» **How to complete this task**
Restate all of the data below word for word.
----------
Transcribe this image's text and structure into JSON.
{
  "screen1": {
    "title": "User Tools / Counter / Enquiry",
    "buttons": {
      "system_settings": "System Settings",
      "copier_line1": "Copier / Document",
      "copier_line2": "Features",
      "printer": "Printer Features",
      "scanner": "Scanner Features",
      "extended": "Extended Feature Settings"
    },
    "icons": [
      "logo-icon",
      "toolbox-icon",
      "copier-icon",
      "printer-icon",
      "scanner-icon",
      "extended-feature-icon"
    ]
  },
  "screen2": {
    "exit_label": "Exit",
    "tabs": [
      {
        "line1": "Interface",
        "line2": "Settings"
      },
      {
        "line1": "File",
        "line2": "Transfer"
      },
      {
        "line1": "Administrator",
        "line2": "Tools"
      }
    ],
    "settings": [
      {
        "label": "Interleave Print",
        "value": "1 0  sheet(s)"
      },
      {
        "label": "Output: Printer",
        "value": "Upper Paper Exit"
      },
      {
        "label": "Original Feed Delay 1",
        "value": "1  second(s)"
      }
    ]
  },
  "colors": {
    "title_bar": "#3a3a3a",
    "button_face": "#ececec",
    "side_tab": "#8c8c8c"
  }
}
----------
» **Task response**
Transcribe this image's text and structure into JSON.
{
  "screen1": {
    "title": "User Tools / Counter / Enquiry",
    "buttons": {
      "system_settings": "System Settings",
      "copier_line1": "Copier / Document",
      "copier_line2": "Features",
      "printer": "Printer Features",
      "scanner": "Scanner Features",
      "extended": "Extended Feature Settings"
    },
    "icons": [
      "logo-icon",
      "toolbox-icon",
      "copier-icon",
      "printer-icon",
      "scanner-icon",
      "extended-feature-icon"
    ]
  },
  "screen2": {
    "exit_label": "Exit",
    "tabs": [
      {
        "line1": "Interface",
        "line2": "Settings"
      },
      {
        "line1": "File",
        "line2": "Transfer"
      },
      {
        "line1": "Administrator",
        "line2": "Tools"
      }
    ],
    "settings": [
      {
        "label": "Interleave Print",
        "value": "1 0  sheet(s)"
      },
      {
        "label": "Output: Printer",
        "value": "Upper Paper Exit"
      },
      {
        "label": "Original Feed Delay 1",
        "value": "1  second(s)"
      }
    ]
  },
  "colors": {
    "title_bar": "#3a3a3a",
    "button_face": "#ececec",
    "side_tab": "#8c8c8c"
  }
}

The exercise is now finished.